Civil Rights, Landlord-Tenant, Zoning, Planning & Land Use
Connor Group owns and manages about 15,000 rental units throughout the U.S., including about 1,900 in the Dayton area. Its rental agent posted an ad on Craigslist: 599/1br – Great Bachelor Pad! (Centerville) … Our one bedroom apartments are a great bachelor pad for any single man looking to hook up. This apartment includes a large bedroom, walk in closet, patio, gourmet kitchen, washer dryer hook up and so much more…. A fair-housing organization sued, charging violation of the Fair Housing Act’s section 3604(c) and Ohio’s Revised Code section 4112.02(H)(7), claiming that the bachelor pad ad was facially discriminatory to families and women. The court provided a jury instruction that “The question is not whether the particular advertisement discourages some potential renters from applying … but whether such discouragement is the product of any discriminatory statement or indication in the advertisement. If an ordinary reader who is a member of a protected class would be discouraged from answering the advertisement because of some discriminatory statement or indication contained therein, then the fair housing laws have been violated.” The trial court ruled in favor of the landlord. The Sixth Circuit reversed and remanded for a new trial based on the erroneous instruction.
Scott v. Chuhak & Tecson, PC, US 7th Cir. (8/5/13)
Legal Ethics, Professional Malpractice & Ethics, Trusts & Estates
The Kivers retained C&T, an Illinois law firm, to prepare trusts to benefit their daughters, Diane and Maureen, among others. Maureen and Diane each served as trustee of various trusts. Maureen died in 2007. Her husband, Minor, represents Maureen’s estate, which filed suit against C&T, alleging that C&T failed to disclose the existence and terms of certain trusts to Maureen, to her detriment, and failed to make distributions to her. The estate filed a separate state court suit against Diane, alleging that Diane breached her duties as trustee by failing to disclose the existence of certain trusts to Maureen or make distributions to her. Diane was a client of C&T during the relevant period. The district court entered an agreed protective order governing discovery disclosure to deal with privilege issues and denied the estate’s motion to compel production. The estate violated the protective order. The district court imposed sanctions and dismissed several of the estate’s claims.
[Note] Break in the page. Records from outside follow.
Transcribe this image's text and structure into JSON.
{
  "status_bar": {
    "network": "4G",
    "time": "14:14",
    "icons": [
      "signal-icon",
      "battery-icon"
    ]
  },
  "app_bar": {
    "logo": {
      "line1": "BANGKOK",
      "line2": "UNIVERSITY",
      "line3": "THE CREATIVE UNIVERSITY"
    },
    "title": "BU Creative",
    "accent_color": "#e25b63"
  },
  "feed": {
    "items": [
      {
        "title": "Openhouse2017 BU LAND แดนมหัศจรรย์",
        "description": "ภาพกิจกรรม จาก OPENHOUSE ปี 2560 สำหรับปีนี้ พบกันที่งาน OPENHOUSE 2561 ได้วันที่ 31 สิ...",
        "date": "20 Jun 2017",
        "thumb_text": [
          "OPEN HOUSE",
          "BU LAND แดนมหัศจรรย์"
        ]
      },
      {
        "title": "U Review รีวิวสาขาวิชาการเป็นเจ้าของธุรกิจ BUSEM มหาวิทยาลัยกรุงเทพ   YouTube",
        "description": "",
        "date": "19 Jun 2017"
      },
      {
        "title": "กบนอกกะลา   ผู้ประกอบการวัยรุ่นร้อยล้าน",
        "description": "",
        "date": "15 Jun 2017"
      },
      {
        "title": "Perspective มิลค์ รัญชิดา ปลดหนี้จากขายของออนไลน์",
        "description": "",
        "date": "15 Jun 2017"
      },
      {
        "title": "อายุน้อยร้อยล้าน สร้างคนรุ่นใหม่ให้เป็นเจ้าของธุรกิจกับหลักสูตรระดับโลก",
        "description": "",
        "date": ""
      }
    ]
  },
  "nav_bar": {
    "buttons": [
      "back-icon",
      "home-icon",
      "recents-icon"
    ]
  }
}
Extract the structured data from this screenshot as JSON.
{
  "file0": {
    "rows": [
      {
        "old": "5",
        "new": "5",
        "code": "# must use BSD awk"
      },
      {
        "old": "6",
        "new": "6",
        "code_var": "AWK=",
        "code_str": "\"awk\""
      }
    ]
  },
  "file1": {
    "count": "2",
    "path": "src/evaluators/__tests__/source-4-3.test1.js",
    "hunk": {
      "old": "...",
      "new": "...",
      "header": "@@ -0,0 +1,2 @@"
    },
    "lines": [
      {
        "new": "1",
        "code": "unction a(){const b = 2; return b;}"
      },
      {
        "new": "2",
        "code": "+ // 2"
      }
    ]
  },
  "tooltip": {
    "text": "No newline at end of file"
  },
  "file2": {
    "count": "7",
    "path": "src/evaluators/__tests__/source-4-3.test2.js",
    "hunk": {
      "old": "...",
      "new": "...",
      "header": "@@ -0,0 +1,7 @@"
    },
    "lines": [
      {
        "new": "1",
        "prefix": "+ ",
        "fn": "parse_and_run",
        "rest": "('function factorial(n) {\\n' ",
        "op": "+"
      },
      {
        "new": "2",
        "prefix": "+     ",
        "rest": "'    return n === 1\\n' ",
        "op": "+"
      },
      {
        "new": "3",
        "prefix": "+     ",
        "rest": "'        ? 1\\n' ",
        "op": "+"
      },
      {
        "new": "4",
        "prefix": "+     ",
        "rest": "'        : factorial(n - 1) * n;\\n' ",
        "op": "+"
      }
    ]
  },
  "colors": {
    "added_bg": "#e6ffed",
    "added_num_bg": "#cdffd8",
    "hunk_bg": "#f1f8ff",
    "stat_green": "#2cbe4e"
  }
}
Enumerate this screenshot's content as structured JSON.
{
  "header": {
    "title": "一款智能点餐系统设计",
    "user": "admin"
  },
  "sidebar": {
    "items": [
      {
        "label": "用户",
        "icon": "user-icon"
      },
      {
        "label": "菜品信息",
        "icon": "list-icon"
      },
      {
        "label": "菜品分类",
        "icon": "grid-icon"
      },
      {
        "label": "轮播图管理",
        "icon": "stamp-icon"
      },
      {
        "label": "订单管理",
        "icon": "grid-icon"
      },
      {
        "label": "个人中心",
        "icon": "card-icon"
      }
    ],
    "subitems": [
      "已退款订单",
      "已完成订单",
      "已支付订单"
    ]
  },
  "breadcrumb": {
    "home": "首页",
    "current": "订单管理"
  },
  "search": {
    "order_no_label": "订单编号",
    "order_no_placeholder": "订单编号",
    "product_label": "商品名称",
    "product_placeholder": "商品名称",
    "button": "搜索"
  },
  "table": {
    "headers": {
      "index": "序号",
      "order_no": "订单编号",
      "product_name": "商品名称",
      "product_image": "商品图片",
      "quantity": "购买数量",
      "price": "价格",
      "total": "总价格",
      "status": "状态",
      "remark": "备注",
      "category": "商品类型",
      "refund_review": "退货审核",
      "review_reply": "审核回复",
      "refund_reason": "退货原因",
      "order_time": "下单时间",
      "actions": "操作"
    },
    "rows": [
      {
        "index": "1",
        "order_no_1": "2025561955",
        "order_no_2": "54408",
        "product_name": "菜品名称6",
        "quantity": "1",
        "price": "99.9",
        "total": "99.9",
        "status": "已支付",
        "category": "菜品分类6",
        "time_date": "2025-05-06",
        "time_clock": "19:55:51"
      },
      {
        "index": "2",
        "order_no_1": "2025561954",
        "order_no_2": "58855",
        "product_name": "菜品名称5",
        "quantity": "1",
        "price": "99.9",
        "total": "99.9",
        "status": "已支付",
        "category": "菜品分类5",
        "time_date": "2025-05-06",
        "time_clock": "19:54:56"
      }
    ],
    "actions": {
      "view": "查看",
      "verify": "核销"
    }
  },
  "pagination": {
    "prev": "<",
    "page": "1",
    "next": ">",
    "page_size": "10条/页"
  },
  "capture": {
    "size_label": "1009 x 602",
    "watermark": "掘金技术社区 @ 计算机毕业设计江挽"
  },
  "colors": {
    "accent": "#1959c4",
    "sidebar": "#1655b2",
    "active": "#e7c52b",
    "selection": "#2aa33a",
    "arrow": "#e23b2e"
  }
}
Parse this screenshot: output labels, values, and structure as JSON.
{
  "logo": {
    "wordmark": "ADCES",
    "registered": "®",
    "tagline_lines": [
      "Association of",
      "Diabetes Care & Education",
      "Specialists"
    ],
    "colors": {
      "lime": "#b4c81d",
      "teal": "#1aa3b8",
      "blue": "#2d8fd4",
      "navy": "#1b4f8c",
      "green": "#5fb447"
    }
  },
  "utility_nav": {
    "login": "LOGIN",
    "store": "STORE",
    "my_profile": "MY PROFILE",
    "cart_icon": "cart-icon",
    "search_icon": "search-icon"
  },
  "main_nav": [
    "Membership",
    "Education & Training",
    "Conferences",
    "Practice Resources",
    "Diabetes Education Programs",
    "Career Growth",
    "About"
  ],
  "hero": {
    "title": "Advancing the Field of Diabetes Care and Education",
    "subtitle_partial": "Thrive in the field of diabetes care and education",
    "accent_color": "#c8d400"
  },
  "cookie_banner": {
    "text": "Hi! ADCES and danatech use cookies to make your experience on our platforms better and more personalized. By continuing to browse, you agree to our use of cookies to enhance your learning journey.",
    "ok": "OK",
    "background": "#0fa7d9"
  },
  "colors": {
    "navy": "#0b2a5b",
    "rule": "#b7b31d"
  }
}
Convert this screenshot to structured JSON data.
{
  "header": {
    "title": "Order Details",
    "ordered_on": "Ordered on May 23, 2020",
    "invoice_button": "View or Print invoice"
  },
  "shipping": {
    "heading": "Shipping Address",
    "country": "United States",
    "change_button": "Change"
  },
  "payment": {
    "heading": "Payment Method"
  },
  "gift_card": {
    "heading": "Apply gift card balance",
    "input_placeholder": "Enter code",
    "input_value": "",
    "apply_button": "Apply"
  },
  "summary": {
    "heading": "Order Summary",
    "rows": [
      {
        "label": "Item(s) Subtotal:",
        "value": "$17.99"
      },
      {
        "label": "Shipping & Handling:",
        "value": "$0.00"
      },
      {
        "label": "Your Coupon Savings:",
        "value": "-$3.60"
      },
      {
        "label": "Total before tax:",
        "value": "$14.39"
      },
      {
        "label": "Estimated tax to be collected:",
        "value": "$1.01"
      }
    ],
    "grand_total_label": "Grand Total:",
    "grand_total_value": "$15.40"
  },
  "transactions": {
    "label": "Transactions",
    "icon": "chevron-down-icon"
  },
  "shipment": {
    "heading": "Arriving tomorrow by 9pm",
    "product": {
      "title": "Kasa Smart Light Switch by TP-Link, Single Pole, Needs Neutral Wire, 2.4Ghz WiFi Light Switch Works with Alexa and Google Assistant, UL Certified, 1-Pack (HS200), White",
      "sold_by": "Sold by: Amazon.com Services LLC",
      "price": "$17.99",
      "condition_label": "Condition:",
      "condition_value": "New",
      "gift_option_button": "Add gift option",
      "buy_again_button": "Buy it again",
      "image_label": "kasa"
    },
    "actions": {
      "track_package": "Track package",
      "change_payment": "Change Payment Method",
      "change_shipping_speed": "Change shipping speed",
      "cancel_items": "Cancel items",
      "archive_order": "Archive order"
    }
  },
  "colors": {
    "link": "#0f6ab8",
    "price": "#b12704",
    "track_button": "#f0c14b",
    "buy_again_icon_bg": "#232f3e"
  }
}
The Seventh Circuit affirmed, stating that “The complexity of the multiple trusts … the untimely death of Maureen, the pursuit of concurrent state and federal suits … the length of this litigation, and the disorderly nature of the estate’s presentation… evoke a middle installment of Bleak House.”
Read More: Court Sanctions Estate for Discovery Leaks
In re Estate of Hannifin, Utah Supreme Court (8/2/13)
Family Law, Trusts & Estates
William Hannifin took Willis Nakai when he was fourteen years old and raised him as his own child. Nakai’s biological parents did not assert parental control over him or support him financially. Hannifin and Nakai referred to each other as father and son and held themselves out to the community as such. When Hannifin died, he was intestate and had no spouse or biological descendants. Nakai petitioned to be appointed as personal representative of Hannifin’s estate, and the district court granted the petition. Max Hill, acting on behalf of himself and other collateral relatives of Hannifin, contested Nakai’s claim to the estate. The trial court held that under the doctrine of equitable adoption, Nakai was entitled to inherit from Hannifin’s estate as though he were Hannifin’s legally adopted son. The Supreme Court reversed, holding (1) the common law doctrine of equitable adoption is preempted by Utah’s enactment of the Probate Code; and (2) because Nakai did not qualify under the Probate Code’s intestate succession provisions, the district court erred in concluding that he was entitled to inherit from Hannifin. Remanded.